*** Opening of Extracted material ***

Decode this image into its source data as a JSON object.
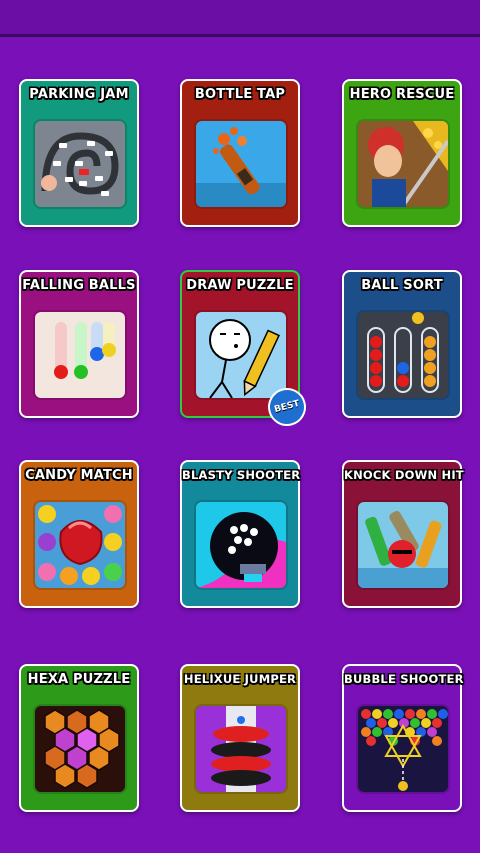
{
  "games": [
    {
      "title": "PARKING JAM",
      "bg": "#119a7e",
      "icon": "parking-jam-icon"
    },
    {
      "title": "BOTTLE TAP",
      "bg": "#a32010",
      "icon": "bottle-tap-icon"
    },
    {
      "title": "HERO RESCUE",
      "bg": "#3da511",
      "icon": "hero-rescue-icon"
    },
    {
      "title": "FALLING BALLS",
      "bg": "#9a1080",
      "icon": "falling-balls-icon"
    },
    {
      "title": "DRAW PUZZLE",
      "bg": "#a3132a",
      "icon": "draw-puzzle-icon",
      "badge": "BEST"
    },
    {
      "title": "BALL SORT",
      "bg": "#1c4f8a",
      "icon": "ball-sort-icon"
    },
    {
      "title": "CANDY MATCH",
      "bg": "#c8620f",
      "icon": "candy-match-icon"
    },
    {
      "title": "BLASTY SHOOTER",
      "bg": "#138a9c",
      "icon": "blasty-shooter-icon"
    },
    {
      "title": "KNOCK DOWN HIT",
      "bg": "#8a1238",
      "icon": "knock-down-hit-icon"
    },
    {
      "title": "HEXA PUZZLE",
      "bg": "#2d9a1a",
      "icon": "hexa-puzzle-icon"
    },
    {
      "title": "HELIXUE JUMPER",
      "bg": "#8f7a10",
      "icon": "helix-jumper-icon"
    },
    {
      "title": "BUBBLE SHOOTER",
      "bg": "#7a10b8",
      "icon": "bubble-shooter-icon"
    }
  ]
}
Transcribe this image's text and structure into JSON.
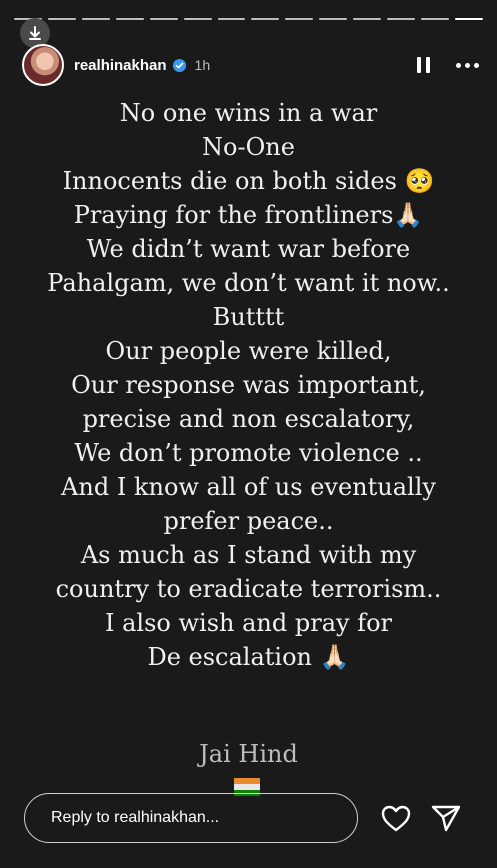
{
  "story": {
    "progress_segments": 14,
    "active_segment": 13,
    "username": "realhinakhan",
    "time_ago": "1h",
    "lines": [
      "No one wins in a war",
      "No-One",
      "Innocents die on both sides 🥺",
      "Praying for the frontliners🙏🏻",
      "We didn’t want war before",
      "Pahalgam, we don’t want it now..",
      "Butttt",
      "Our people were killed,",
      "Our response was important,",
      "precise and non escalatory,",
      "We don’t promote violence ..",
      "And I know all of us eventually",
      "prefer peace..",
      "As much as I stand with my",
      "country to eradicate terrorism..",
      "I also wish and pray for",
      "De escalation 🙏🏻"
    ],
    "signoff": "Jai Hind"
  },
  "reply": {
    "placeholder": "Reply to realhinakhan..."
  },
  "icons": {
    "download": "download-icon",
    "verified": "verified-badge-icon",
    "pause": "pause-icon",
    "more": "more-icon",
    "heart": "heart-icon",
    "send": "send-icon",
    "flag": "india-flag-icon"
  },
  "colors": {
    "background": "#1a1a1a",
    "text": "#f0f0f0",
    "verified": "#3897f0",
    "flag_saffron": "#ff9933",
    "flag_white": "#ffffff",
    "flag_green": "#138808"
  }
}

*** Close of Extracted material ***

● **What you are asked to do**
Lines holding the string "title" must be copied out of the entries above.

● **The answer**
      "title": "PARKING JAM",
      "title": "BOTTLE TAP",
      "title": "HERO RESCUE",
      "title": "FALLING BALLS",
      "title": "DRAW PUZZLE",
      "title": "BALL SORT",
      "title": "CANDY MATCH",
      "title": "BLASTY SHOOTER",
      "title": "KNOCK DOWN HIT",
      "title": "HEXA PUZZLE",
      "title": "HELIXUE JUMPER",
      "title": "BUBBLE SHOOTER",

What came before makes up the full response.